• [Exercise goal]
Copy out all the entries shown below, exactly as they appear.

(Stored data entries)
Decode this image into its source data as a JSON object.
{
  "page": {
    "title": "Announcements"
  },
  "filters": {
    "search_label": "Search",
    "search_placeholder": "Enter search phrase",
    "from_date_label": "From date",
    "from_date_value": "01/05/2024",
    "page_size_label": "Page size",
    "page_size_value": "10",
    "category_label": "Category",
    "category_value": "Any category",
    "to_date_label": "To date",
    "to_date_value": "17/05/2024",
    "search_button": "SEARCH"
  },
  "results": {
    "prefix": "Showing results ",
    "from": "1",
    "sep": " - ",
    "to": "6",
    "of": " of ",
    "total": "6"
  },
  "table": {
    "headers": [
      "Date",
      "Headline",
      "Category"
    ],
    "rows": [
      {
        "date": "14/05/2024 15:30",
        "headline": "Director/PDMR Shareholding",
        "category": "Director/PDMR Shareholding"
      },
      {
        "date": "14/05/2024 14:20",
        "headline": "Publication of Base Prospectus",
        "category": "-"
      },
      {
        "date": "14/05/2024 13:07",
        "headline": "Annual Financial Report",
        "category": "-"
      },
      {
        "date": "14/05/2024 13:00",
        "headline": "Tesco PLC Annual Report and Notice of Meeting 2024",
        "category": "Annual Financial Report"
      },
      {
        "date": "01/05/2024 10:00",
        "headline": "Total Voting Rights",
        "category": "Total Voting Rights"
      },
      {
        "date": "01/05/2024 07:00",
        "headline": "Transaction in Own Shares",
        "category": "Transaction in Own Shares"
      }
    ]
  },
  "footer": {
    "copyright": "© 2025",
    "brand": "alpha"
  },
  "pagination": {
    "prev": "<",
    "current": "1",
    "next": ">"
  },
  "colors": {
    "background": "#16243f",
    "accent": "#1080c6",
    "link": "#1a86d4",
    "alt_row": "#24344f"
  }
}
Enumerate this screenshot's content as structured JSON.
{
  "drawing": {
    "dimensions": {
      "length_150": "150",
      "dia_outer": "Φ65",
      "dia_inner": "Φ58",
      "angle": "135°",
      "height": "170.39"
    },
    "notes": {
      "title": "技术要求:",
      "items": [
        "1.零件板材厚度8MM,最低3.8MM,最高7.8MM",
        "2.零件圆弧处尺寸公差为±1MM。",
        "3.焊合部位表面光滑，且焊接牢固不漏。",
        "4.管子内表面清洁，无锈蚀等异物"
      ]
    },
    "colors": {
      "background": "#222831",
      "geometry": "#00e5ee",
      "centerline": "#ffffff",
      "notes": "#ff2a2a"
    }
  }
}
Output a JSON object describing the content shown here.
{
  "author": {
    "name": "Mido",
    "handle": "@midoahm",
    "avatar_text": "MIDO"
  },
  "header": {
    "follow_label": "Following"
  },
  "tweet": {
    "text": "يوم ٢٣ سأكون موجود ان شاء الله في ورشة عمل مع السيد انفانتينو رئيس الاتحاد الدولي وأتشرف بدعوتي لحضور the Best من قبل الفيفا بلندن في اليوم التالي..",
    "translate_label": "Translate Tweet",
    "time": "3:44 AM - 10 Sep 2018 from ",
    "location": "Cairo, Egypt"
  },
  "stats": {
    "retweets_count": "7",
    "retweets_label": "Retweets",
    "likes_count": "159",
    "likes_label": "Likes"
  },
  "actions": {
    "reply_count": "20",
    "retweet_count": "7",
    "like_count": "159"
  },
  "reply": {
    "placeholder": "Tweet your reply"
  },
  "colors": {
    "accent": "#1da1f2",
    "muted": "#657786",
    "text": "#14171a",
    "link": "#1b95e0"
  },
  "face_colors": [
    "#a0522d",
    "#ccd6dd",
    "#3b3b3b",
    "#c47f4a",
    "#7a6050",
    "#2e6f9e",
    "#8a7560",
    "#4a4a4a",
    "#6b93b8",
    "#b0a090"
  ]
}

• [Written answer]
Decode this image into its source data as a JSON object.
{
  "page": {
    "title": "Announcements"
  },
  "filters": {
    "search_label": "Search",
    "search_placeholder": "Enter search phrase",
    "from_date_label": "From date",
    "from_date_value": "01/05/2024",
    "page_size_label": "Page size",
    "page_size_value": "10",
    "category_label": "Category",
    "category_value": "Any category",
    "to_date_label": "To date",
    "to_date_value": "17/05/2024",
    "search_button": "SEARCH"
  },
  "results": {
    "prefix": "Showing results ",
    "from": "1",
    "sep": " - ",
    "to": "6",
    "of": " of ",
    "total": "6"
  },
  "table": {
    "headers": [
      "Date",
      "Headline",
      "Category"
    ],
    "rows": [
      {
        "date": "14/05/2024 15:30",
        "headline": "Director/PDMR Shareholding",
        "category": "Director/PDMR Shareholding"
      },
      {
        "date": "14/05/2024 14:20",
        "headline": "Publication of Base Prospectus",
        "category": "-"
      },
      {
        "date": "14/05/2024 13:07",
        "headline": "Annual Financial Report",
        "category": "-"
      },
      {
        "date": "14/05/2024 13:00",
        "headline": "Tesco PLC Annual Report and Notice of Meeting 2024",
        "category": "Annual Financial Report"
      },
      {
        "date": "01/05/2024 10:00",
        "headline": "Total Voting Rights",
        "category": "Total Voting Rights"
      },
      {
        "date": "01/05/2024 07:00",
        "headline": "Transaction in Own Shares",
        "category": "Transaction in Own Shares"
      }
    ]
  },
  "footer": {
    "copyright": "© 2025",
    "brand": "alpha"
  },
  "pagination": {
    "prev": "<",
    "current": "1",
    "next": ">"
  },
  "colors": {
    "background": "#16243f",
    "accent": "#1080c6",
    "link": "#1a86d4",
    "alt_row": "#24344f"
  }
}
Enumerate this screenshot's content as structured JSON.
{
  "drawing": {
    "dimensions": {
      "length_150": "150",
      "dia_outer": "Φ65",
      "dia_inner": "Φ58",
      "angle": "135°",
      "height": "170.39"
    },
    "notes": {
      "title": "技术要求:",
      "items": [
        "1.零件板材厚度8MM,最低3.8MM,最高7.8MM",
        "2.零件圆弧处尺寸公差为±1MM。",
        "3.焊合部位表面光滑，且焊接牢固不漏。",
        "4.管子内表面清洁，无锈蚀等异物"
      ]
    },
    "colors": {
      "background": "#222831",
      "geometry": "#00e5ee",
      "centerline": "#ffffff",
      "notes": "#ff2a2a"
    }
  }
}
Output a JSON object describing the content shown here.
{
  "author": {
    "name": "Mido",
    "handle": "@midoahm",
    "avatar_text": "MIDO"
  },
  "header": {
    "follow_label": "Following"
  },
  "tweet": {
    "text": "يوم ٢٣ سأكون موجود ان شاء الله في ورشة عمل مع السيد انفانتينو رئيس الاتحاد الدولي وأتشرف بدعوتي لحضور the Best من قبل الفيفا بلندن في اليوم التالي..",
    "translate_label": "Translate Tweet",
    "time": "3:44 AM - 10 Sep 2018 from ",
    "location": "Cairo, Egypt"
  },
  "stats": {
    "retweets_count": "7",
    "retweets_label": "Retweets",
    "likes_count": "159",
    "likes_label": "Likes"
  },
  "actions": {
    "reply_count": "20",
    "retweet_count": "7",
    "like_count": "159"
  },
  "reply": {
    "placeholder": "Tweet your reply"
  },
  "colors": {
    "accent": "#1da1f2",
    "muted": "#657786",
    "text": "#14171a",
    "link": "#1b95e0"
  },
  "face_colors": [
    "#a0522d",
    "#ccd6dd",
    "#3b3b3b",
    "#c47f4a",
    "#7a6050",
    "#2e6f9e",
    "#8a7560",
    "#4a4a4a",
    "#6b93b8",
    "#b0a090"
  ]
}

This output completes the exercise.